We’re the people who then tell the receptionist at said dentist’s office that “We have no idea whether we’ll be able to make a week from Tuesday at 9 o’clock.” It’ll be about the aviation weather or sea conditions, and no forecast more than about 36 hours out is worth a fig. I am in the middle of National Weather Service “Skywarn” and Weather Spotter training, and I say that is a meteorologist’s technical term: not worth a fig. 

So, thank you to all the veterinarians, optometrists, dentists, and other non-emergency medical providers who put up with our inability to keep a schedule. Thanks also to the emergency providers who hold our hands over the telephone, such as the nurses and physicians on duty at Pen Bay Medical Center’s emergency department when I call up from somebody’s bedside, me as the EMT, they as the person not feeling well, and outside, a raging gale making transportation impossible or at least more painful than the illness in question. We realize it is not normally the way of doctors to give advice without actually seeing their patient. We thank you all.

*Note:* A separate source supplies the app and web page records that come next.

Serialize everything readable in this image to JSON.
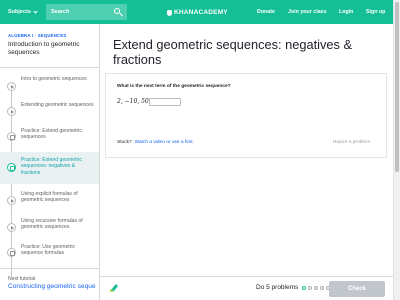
{
  "topnav": {
    "subjects_label": "Subjects",
    "search_placeholder": "Search",
    "logo_text": "KHANACADEMY",
    "donate": "Donate",
    "join_class": "Join your class",
    "login": "Login",
    "signup": "Sign up",
    "accent_color": "#14bf96"
  },
  "sidebar": {
    "breadcrumb": "ALGEBRA I · SEQUENCES",
    "title": "Introduction to geometric sequences",
    "items": [
      {
        "label": "Intro to geometric sequences",
        "type": "video",
        "active": false
      },
      {
        "label": "Extending geometric sequences",
        "type": "video",
        "active": false
      },
      {
        "label": "Practice: Extend geometric sequences",
        "type": "practice",
        "active": false
      },
      {
        "label": "Practice: Extend geometric sequences: negatives & fractions",
        "type": "practice",
        "active": true
      },
      {
        "label": "Using explicit formulas of geometric sequences",
        "type": "video",
        "active": false
      },
      {
        "label": "Using recursive formulas of geometric sequences",
        "type": "video",
        "active": false
      },
      {
        "label": "Practice: Use geometric sequence formulas",
        "type": "practice",
        "active": false
      }
    ],
    "next_label": "Next tutorial",
    "next_link": "Constructing geometric sequences"
  },
  "main": {
    "title": "Extend geometric sequences: negatives & fractions",
    "question": "What is the next term of the geometric sequence?",
    "sequence": "2, −10, 50, ",
    "answer_value": "",
    "stuck_label": "Stuck?",
    "hint_link": "Watch a video or use a hint.",
    "report_label": "Report a problem"
  },
  "footer": {
    "progress_text": "Do 5 problems",
    "total_problems": 5,
    "current_problem": 1,
    "check_label": "Check"
  }
}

On this day of thanks to laborers, professionals, and the entire cast of These Are the People in Your Neighborhood, a la Mr. Rogers, let me offer a nod of gratitude to those with iron stomachs who, never having claimed to be of the maritime trades, ride our ferries in order to make much-needed deliveries. The guys from Viking Lumber come to mind, and there are others, truckers and contractors who ride the two hours out across the bay and two hours back, sometimes taking quite a pounding, sometimes rolling in a sickening sideways torsion, sometimes in an icy bath like as to give a man pneumonia. It isn’t fun. We know that. Thank you. Really.

Among these seagoing deliverymen we would like especially to thank the people at Maine Energy in Northport, not only for making the trip four times a year to deliver propane, but for not laughing right in our faces when we described how we still need the old-style hundred-pound exchange cylinders.

We’d like to offer a special salute to the two fellows from Environmental Projects, Inc. who just happened to be on Matinicus running the annual Household Hazardous Waste collection day last summer when a hose fitting in the powerhouse failed and a mess of diesel fuel ended up all over the concrete floor of the station. The EPI guys spent hours on their hands and knees mopping up diesel fuel, and boy, were we ever lucky that they were around, they being professionals at that sort of thing. Thanks also to those on the mainland who helped by sending us extra oil-sorbent pads, including Rockland Public Safety, Knox County Emergency Management, and the flying service.

Big thanks are due the helpful folks who work for large governmental and corporate entities, and by that I mean those who are helpful despite — not because of — their employers. Not everybody nurtures a warm sentiment toward the postal service or the Department of Transportation or FEMA or any phone company in the abstract. But there are individual human beings among the minions who know the convoluted systems of their agency. These unsung heroes cut through bureaucracy, decipher jargon, spell out acronyms, and skip over needless layers of formality to help get problems solved. They could easily get in trouble with the higher-ups if I put names in the paper, so hopefully they know who they are. Thank you.